All of this or none of this may have been part of Himle’s thinking. But if I had her job, and suddenly the College of Food, Agriculture and Natural Resource Sciences was tied to a movie that steps any where near connecting corn-based ethanol production decisively to the Gulf’s eco-disaster, that promotes radical shifts in agricultural practices (organic farmers were profiled in Troubled Waters), or implied that the corn industry makes reducing nitrogen exportation impossible — well, yeah, I’d consider yanking that movie, too. Anybody in her position would, with or without a spouse connected to Big Ag. Arguably, jumping on movies like Troubled Waters is exactly why the Office of University Relations was created.

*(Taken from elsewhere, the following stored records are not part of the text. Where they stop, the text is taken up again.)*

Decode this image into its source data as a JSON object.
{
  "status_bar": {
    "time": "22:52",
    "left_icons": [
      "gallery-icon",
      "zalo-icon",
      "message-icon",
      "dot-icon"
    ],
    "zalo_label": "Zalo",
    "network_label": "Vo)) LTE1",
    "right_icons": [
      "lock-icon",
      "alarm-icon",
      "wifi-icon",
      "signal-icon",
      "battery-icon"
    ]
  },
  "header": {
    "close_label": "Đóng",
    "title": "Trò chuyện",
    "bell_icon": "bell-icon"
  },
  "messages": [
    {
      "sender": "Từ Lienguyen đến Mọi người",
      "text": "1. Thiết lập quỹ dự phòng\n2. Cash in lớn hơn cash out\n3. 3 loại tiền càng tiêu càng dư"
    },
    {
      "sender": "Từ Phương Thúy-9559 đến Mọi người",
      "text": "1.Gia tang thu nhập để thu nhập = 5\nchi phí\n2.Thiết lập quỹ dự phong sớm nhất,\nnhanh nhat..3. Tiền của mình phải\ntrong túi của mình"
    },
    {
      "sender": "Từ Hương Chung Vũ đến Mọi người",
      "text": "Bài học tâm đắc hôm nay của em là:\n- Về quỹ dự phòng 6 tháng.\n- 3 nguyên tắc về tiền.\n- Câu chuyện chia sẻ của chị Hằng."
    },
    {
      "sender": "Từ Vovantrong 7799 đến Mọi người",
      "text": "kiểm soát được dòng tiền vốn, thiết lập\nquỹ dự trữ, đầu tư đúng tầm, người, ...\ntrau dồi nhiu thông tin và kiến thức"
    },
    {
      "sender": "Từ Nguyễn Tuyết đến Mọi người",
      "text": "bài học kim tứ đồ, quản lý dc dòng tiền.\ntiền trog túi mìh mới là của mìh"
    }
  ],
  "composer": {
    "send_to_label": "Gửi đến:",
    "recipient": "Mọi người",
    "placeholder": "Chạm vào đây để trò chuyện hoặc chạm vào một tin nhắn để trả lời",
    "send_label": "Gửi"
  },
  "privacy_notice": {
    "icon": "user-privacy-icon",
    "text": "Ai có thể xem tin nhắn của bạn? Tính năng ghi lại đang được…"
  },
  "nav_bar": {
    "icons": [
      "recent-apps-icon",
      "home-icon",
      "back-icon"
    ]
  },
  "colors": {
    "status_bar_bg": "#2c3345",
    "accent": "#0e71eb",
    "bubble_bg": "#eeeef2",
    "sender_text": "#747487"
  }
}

That said, someone needed to pull Himle back from the brink. The time for delaying this film and putting it before a panel of experts was long passed by the time they were scheduling a debut. Indeed, those in a legal position to judge it, the documentary’s funders, signed off on it, and, as it turns out, while Bell Museum backed the movie, the U of M apparently doesn’t even “own” Troubled Waters, according to Molly Priesmeyer. So what right would the U have to pull in a panel of experts to review its science? Thanks to Himle’s knee-jerk, let’s-pull-it reaction, the university may now suddenly find itself on very shaky legal ground.
Of all the wide-ranging questions in this story, “Who wants to tangle with First Amendment implications?” may be the most crucial right now.
Himle may indeed have thought she was maintaining good relations with longtime U of M donors, but Brian DeVore of the Land Stewardship Project, writing in Loon Commons, has the takedown on that: The U of M is also a publicly funded institution. Minnesotans, therefore, have a stake in U of M matters and have a right to contact U of M President Robert Bruininks and let him know that (a) Karen Himle’s office has overstepped its bounds by our estimation, (b) “university relations” extend to Minnesotans who might not work for Cargill, and (c) we want to make up our own minds about this movie’s merits, thank you very much.